Cesare is probably the most intriguing of the departures. Edwards got off to an inconsistent start this season, but ultimately played in every game in February and March. At times he has flashed a lot a skill in the post. Only Jerome Hunter finished at a higher rate near the rim and on the block than Edwards did this year. Cesare has demonstrated that he can score at the high major level. Xavier was at their most efficient offensively this season in the 230 possessions Edwards played, and Cesare himself rates higher in the Bayesian measures on offense than Des Claude. Sample size is, obviously, a serious concern here.
There are drawbacks, though. Edwards finished 27.9% of his possessions with a turnover, highest of anyone on the team that played 20 games and higher than everyone but Kam Craft overall. His hands are questionable at best. If you need to drop a baby off an apartment building to a Xavier player, Edwards may not be your guy. Cesare also has a bad habit of nodding off defensively. He’s actually pretty good when defending his man, but Terrell Burden scored a layup in the Kennesaw State game about two feet from where Edwards was facing the wrong direction.
All told, Cesare seems like the kind of guy who can still develop into a good big. His effort is high and he rebounds well. Drop him in the MAC or the American and he’s going to put up good numbers and get good minutes. A mid major coach will happily snap him up.
Miles profiles almost the exact opposite as Edwards. He can guard one to five in short spans, he erases shots, and he’s very quick for his size. However, he’s hopeless on offense. In just 12 games this year his offensive efficiency rating was 70. Last season in 18 games it was 91. For his career he’s 12-40 from the line. Miles actually finishes very well at the rim, he just struggles to get there.
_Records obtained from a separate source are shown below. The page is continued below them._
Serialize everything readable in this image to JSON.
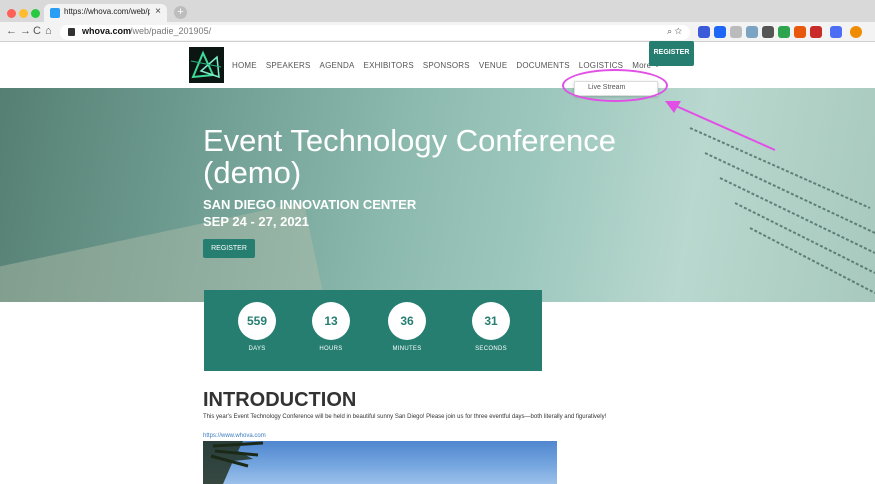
{
  "browser": {
    "tab_title": "https://whova.com/web/padie",
    "tab_close": "×",
    "new_tab": "+",
    "nav_back": "←",
    "nav_forward": "→",
    "nav_reload": "C",
    "nav_home": "⌂",
    "url_host": "whova.com",
    "url_path": "/web/padie_201905/",
    "omni_icons": "⌕ ☆"
  },
  "site": {
    "nav_items": [
      "HOME",
      "SPEAKERS",
      "AGENDA",
      "EXHIBITORS",
      "SPONSORS",
      "VENUE",
      "DOCUMENTS",
      "LOGISTICS"
    ],
    "more_label": "More",
    "register_top": "REGISTER",
    "dropdown_item": "Live Stream"
  },
  "hero": {
    "title": "Event Technology Conference (demo)",
    "venue": "SAN DIEGO INNOVATION CENTER",
    "date": "SEP 24 - 27, 2021",
    "register": "REGISTER"
  },
  "countdown": [
    {
      "value": "559",
      "label": "DAYS"
    },
    {
      "value": "13",
      "label": "HOURS"
    },
    {
      "value": "36",
      "label": "MINUTES"
    },
    {
      "value": "31",
      "label": "SECONDS"
    }
  ],
  "intro": {
    "title": "INTRODUCTION",
    "text": "This year's Event Technology Conference will be held in beautiful sunny San Diego! Please join us for three eventful days—both literally and figuratively!",
    "link": "https://www.whova.com"
  },
  "colors": {
    "accent": "#267e71",
    "annotation": "#e14fe6"
  }
}
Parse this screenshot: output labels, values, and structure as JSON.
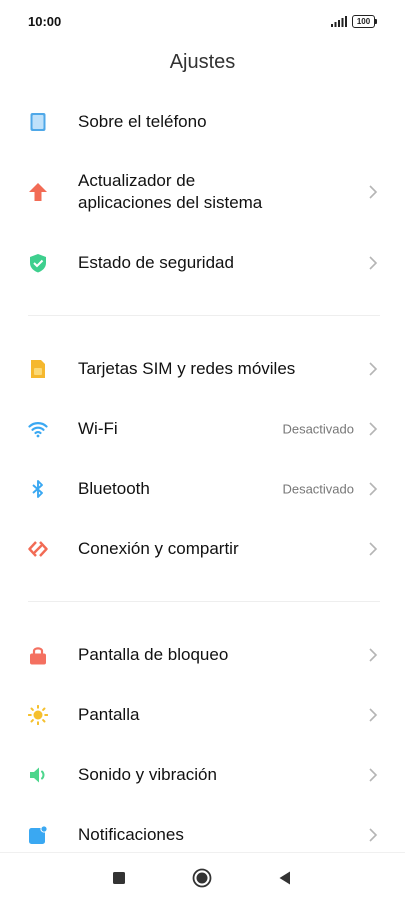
{
  "status_bar": {
    "time": "10:00",
    "battery": "100"
  },
  "header": {
    "title": "Ajustes"
  },
  "sections": [
    {
      "items": [
        {
          "icon": "phone-info-icon",
          "label": "Sobre el teléfono"
        },
        {
          "icon": "update-arrow-icon",
          "label": "Actualizador de\naplicaciones del sistema"
        },
        {
          "icon": "shield-check-icon",
          "label": "Estado de seguridad"
        }
      ]
    },
    {
      "items": [
        {
          "icon": "sim-card-icon",
          "label": "Tarjetas SIM y redes móviles"
        },
        {
          "icon": "wifi-icon",
          "label": "Wi-Fi",
          "value": "Desactivado"
        },
        {
          "icon": "bluetooth-icon",
          "label": "Bluetooth",
          "value": "Desactivado"
        },
        {
          "icon": "share-icon",
          "label": "Conexión y compartir"
        }
      ]
    },
    {
      "items": [
        {
          "icon": "lock-icon",
          "label": "Pantalla de bloqueo"
        },
        {
          "icon": "sun-icon",
          "label": "Pantalla"
        },
        {
          "icon": "speaker-icon",
          "label": "Sonido y vibración"
        },
        {
          "icon": "notification-icon",
          "label": "Notificaciones"
        }
      ]
    }
  ],
  "colors": {
    "phone": "#4fa8e8",
    "update": "#f26b55",
    "shield": "#3ecf8e",
    "sim": "#f5b82e",
    "wifi": "#3aa8f2",
    "bluetooth": "#3aa8f2",
    "share": "#f26b55",
    "lock": "#f47060",
    "sun": "#f5c02e",
    "sound": "#4dd68c",
    "notification": "#3aa8f2"
  },
  "navbar": {
    "buttons": [
      "recents-button",
      "home-button",
      "back-button"
    ]
  }
}
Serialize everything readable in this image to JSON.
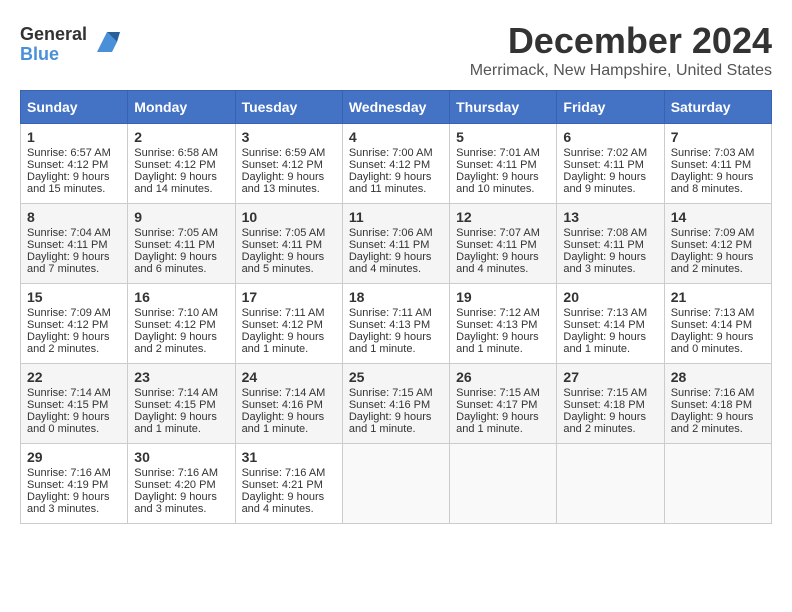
{
  "header": {
    "logo_general": "General",
    "logo_blue": "Blue",
    "title": "December 2024",
    "location": "Merrimack, New Hampshire, United States"
  },
  "days_of_week": [
    "Sunday",
    "Monday",
    "Tuesday",
    "Wednesday",
    "Thursday",
    "Friday",
    "Saturday"
  ],
  "weeks": [
    [
      {
        "day": "1",
        "sunrise": "Sunrise: 6:57 AM",
        "sunset": "Sunset: 4:12 PM",
        "daylight": "Daylight: 9 hours and 15 minutes."
      },
      {
        "day": "2",
        "sunrise": "Sunrise: 6:58 AM",
        "sunset": "Sunset: 4:12 PM",
        "daylight": "Daylight: 9 hours and 14 minutes."
      },
      {
        "day": "3",
        "sunrise": "Sunrise: 6:59 AM",
        "sunset": "Sunset: 4:12 PM",
        "daylight": "Daylight: 9 hours and 13 minutes."
      },
      {
        "day": "4",
        "sunrise": "Sunrise: 7:00 AM",
        "sunset": "Sunset: 4:12 PM",
        "daylight": "Daylight: 9 hours and 11 minutes."
      },
      {
        "day": "5",
        "sunrise": "Sunrise: 7:01 AM",
        "sunset": "Sunset: 4:11 PM",
        "daylight": "Daylight: 9 hours and 10 minutes."
      },
      {
        "day": "6",
        "sunrise": "Sunrise: 7:02 AM",
        "sunset": "Sunset: 4:11 PM",
        "daylight": "Daylight: 9 hours and 9 minutes."
      },
      {
        "day": "7",
        "sunrise": "Sunrise: 7:03 AM",
        "sunset": "Sunset: 4:11 PM",
        "daylight": "Daylight: 9 hours and 8 minutes."
      }
    ],
    [
      {
        "day": "8",
        "sunrise": "Sunrise: 7:04 AM",
        "sunset": "Sunset: 4:11 PM",
        "daylight": "Daylight: 9 hours and 7 minutes."
      },
      {
        "day": "9",
        "sunrise": "Sunrise: 7:05 AM",
        "sunset": "Sunset: 4:11 PM",
        "daylight": "Daylight: 9 hours and 6 minutes."
      },
      {
        "day": "10",
        "sunrise": "Sunrise: 7:05 AM",
        "sunset": "Sunset: 4:11 PM",
        "daylight": "Daylight: 9 hours and 5 minutes."
      },
      {
        "day": "11",
        "sunrise": "Sunrise: 7:06 AM",
        "sunset": "Sunset: 4:11 PM",
        "daylight": "Daylight: 9 hours and 4 minutes."
      },
      {
        "day": "12",
        "sunrise": "Sunrise: 7:07 AM",
        "sunset": "Sunset: 4:11 PM",
        "daylight": "Daylight: 9 hours and 4 minutes."
      },
      {
        "day": "13",
        "sunrise": "Sunrise: 7:08 AM",
        "sunset": "Sunset: 4:11 PM",
        "daylight": "Daylight: 9 hours and 3 minutes."
      },
      {
        "day": "14",
        "sunrise": "Sunrise: 7:09 AM",
        "sunset": "Sunset: 4:12 PM",
        "daylight": "Daylight: 9 hours and 2 minutes."
      }
    ],
    [
      {
        "day": "15",
        "sunrise": "Sunrise: 7:09 AM",
        "sunset": "Sunset: 4:12 PM",
        "daylight": "Daylight: 9 hours and 2 minutes."
      },
      {
        "day": "16",
        "sunrise": "Sunrise: 7:10 AM",
        "sunset": "Sunset: 4:12 PM",
        "daylight": "Daylight: 9 hours and 2 minutes."
      },
      {
        "day": "17",
        "sunrise": "Sunrise: 7:11 AM",
        "sunset": "Sunset: 4:12 PM",
        "daylight": "Daylight: 9 hours and 1 minute."
      },
      {
        "day": "18",
        "sunrise": "Sunrise: 7:11 AM",
        "sunset": "Sunset: 4:13 PM",
        "daylight": "Daylight: 9 hours and 1 minute."
      },
      {
        "day": "19",
        "sunrise": "Sunrise: 7:12 AM",
        "sunset": "Sunset: 4:13 PM",
        "daylight": "Daylight: 9 hours and 1 minute."
      },
      {
        "day": "20",
        "sunrise": "Sunrise: 7:13 AM",
        "sunset": "Sunset: 4:14 PM",
        "daylight": "Daylight: 9 hours and 1 minute."
      },
      {
        "day": "21",
        "sunrise": "Sunrise: 7:13 AM",
        "sunset": "Sunset: 4:14 PM",
        "daylight": "Daylight: 9 hours and 0 minutes."
      }
    ],
    [
      {
        "day": "22",
        "sunrise": "Sunrise: 7:14 AM",
        "sunset": "Sunset: 4:15 PM",
        "daylight": "Daylight: 9 hours and 0 minutes."
      },
      {
        "day": "23",
        "sunrise": "Sunrise: 7:14 AM",
        "sunset": "Sunset: 4:15 PM",
        "daylight": "Daylight: 9 hours and 1 minute."
      },
      {
        "day": "24",
        "sunrise": "Sunrise: 7:14 AM",
        "sunset": "Sunset: 4:16 PM",
        "daylight": "Daylight: 9 hours and 1 minute."
      },
      {
        "day": "25",
        "sunrise": "Sunrise: 7:15 AM",
        "sunset": "Sunset: 4:16 PM",
        "daylight": "Daylight: 9 hours and 1 minute."
      },
      {
        "day": "26",
        "sunrise": "Sunrise: 7:15 AM",
        "sunset": "Sunset: 4:17 PM",
        "daylight": "Daylight: 9 hours and 1 minute."
      },
      {
        "day": "27",
        "sunrise": "Sunrise: 7:15 AM",
        "sunset": "Sunset: 4:18 PM",
        "daylight": "Daylight: 9 hours and 2 minutes."
      },
      {
        "day": "28",
        "sunrise": "Sunrise: 7:16 AM",
        "sunset": "Sunset: 4:18 PM",
        "daylight": "Daylight: 9 hours and 2 minutes."
      }
    ],
    [
      {
        "day": "29",
        "sunrise": "Sunrise: 7:16 AM",
        "sunset": "Sunset: 4:19 PM",
        "daylight": "Daylight: 9 hours and 3 minutes."
      },
      {
        "day": "30",
        "sunrise": "Sunrise: 7:16 AM",
        "sunset": "Sunset: 4:20 PM",
        "daylight": "Daylight: 9 hours and 3 minutes."
      },
      {
        "day": "31",
        "sunrise": "Sunrise: 7:16 AM",
        "sunset": "Sunset: 4:21 PM",
        "daylight": "Daylight: 9 hours and 4 minutes."
      },
      null,
      null,
      null,
      null
    ]
  ]
}
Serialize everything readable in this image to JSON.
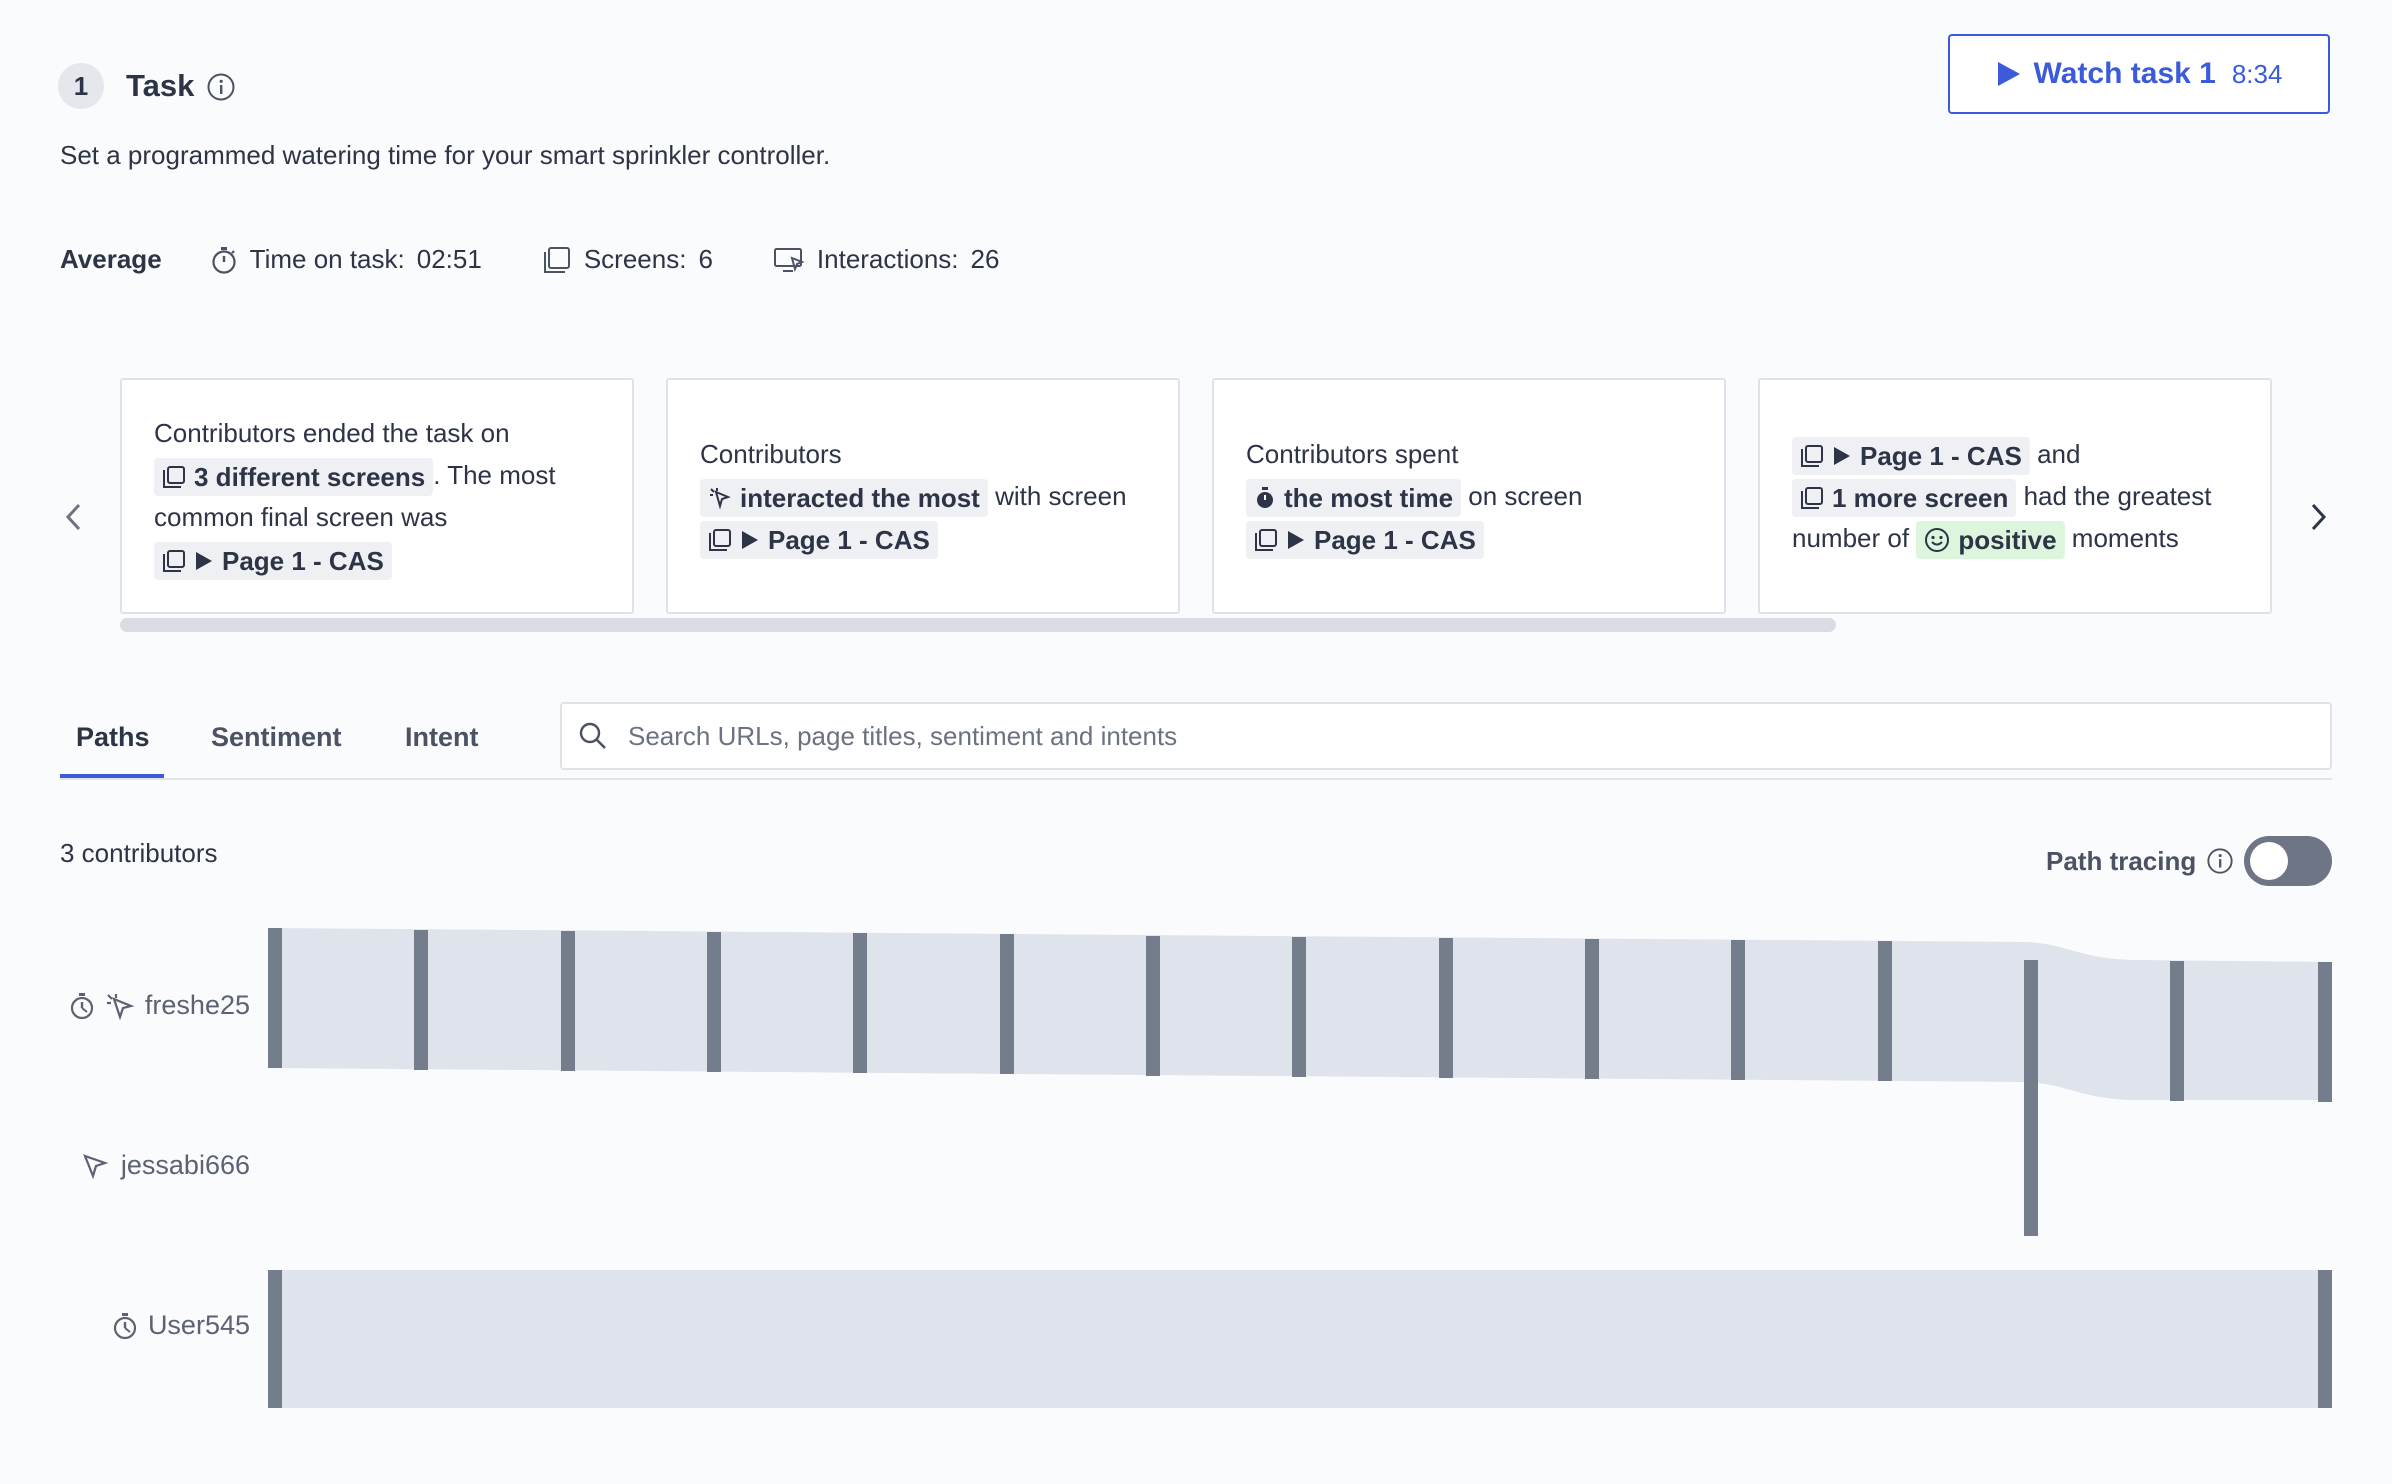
{
  "header": {
    "step_number": "1",
    "title": "Task",
    "description": "Set a programmed watering time for your smart sprinkler controller.",
    "watch_label": "Watch task 1",
    "watch_duration": "8:34"
  },
  "stats": {
    "label": "Average",
    "time_label": "Time on task:",
    "time_value": "02:51",
    "screens_label": "Screens:",
    "screens_value": "6",
    "interactions_label": "Interactions:",
    "interactions_value": "26"
  },
  "cards": {
    "c1": {
      "pre": "Contributors ended the task on",
      "chip": "3 different screens",
      "mid": ". The most common final screen was",
      "page": "Page 1 - CAS"
    },
    "c2": {
      "pre": "Contributors",
      "chip": "interacted the most",
      "mid": "with screen",
      "page": "Page 1 - CAS"
    },
    "c3": {
      "pre": "Contributors spent",
      "chip": "the most time",
      "mid": "on screen",
      "page": "Page 1 - CAS"
    },
    "c4": {
      "page": "Page 1 - CAS",
      "and": "and",
      "more": "1 more screen",
      "mid": "had the greatest number of",
      "sentiment": "positive",
      "post": "moments"
    }
  },
  "tabs": [
    "Paths",
    "Sentiment",
    "Intent"
  ],
  "search": {
    "placeholder": "Search URLs, page titles, sentiment and intents",
    "value": ""
  },
  "contributors_count": "3 contributors",
  "path_tracing": {
    "label": "Path tracing",
    "enabled": false
  },
  "rows": [
    {
      "name": "freshe25",
      "icons": [
        "stopwatch-icon",
        "click-icon"
      ]
    },
    {
      "name": "jessabi666",
      "icons": [
        "cursor-icon"
      ]
    },
    {
      "name": "User545",
      "icons": [
        "stopwatch-icon"
      ]
    }
  ],
  "colors": {
    "accent": "#3b5bdb",
    "flow_band": "#dfe3ec",
    "node": "#737d8c",
    "positive_chip": "#dcf5dc"
  }
}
On defense, he’s a menace. Last season no player on the team came near his DBPR and Xavier’s defensive efficiency with Miles on the court was an incredibly low 80.3. That’s an otherworldly low number than demonstrates how he can change a game with his defense. His block rate his first two season was 13.9% and 9.7%. That’s excellent.
Ultimately, Miles is going to play as much as his offense gets him on the court. Surrounded by offensive stars he could be a great defensive piece. He could be a sort of defensive star off the bench for a team looking to lock down for a two or three minute stretch. His ceiling is limited by his offensive ability.
Tucker just never got his chance here. It was injury first, then a long road to try to catch back up. Unfortunately, that just didn’t pan out at Xavier. His career line is 7/5/2 on 2-10 shooting. Hopefully he lands somewhere where he can get the playing time to flash the skill set that landed him here.
As harsh as it may sound, Xavier can afford to lose these three guys. Edwards stings the most, because you don’t have to squint much to see a really good player in there. The three of them leaving means Xavier has to find 278 total minutes elsewhere. That’s essentially Kyky Tandy’s time this season. Sean Miller shouldn’t have to work too hard to find that in recruits, the transfer portal, or even just a healthy Kam Craft.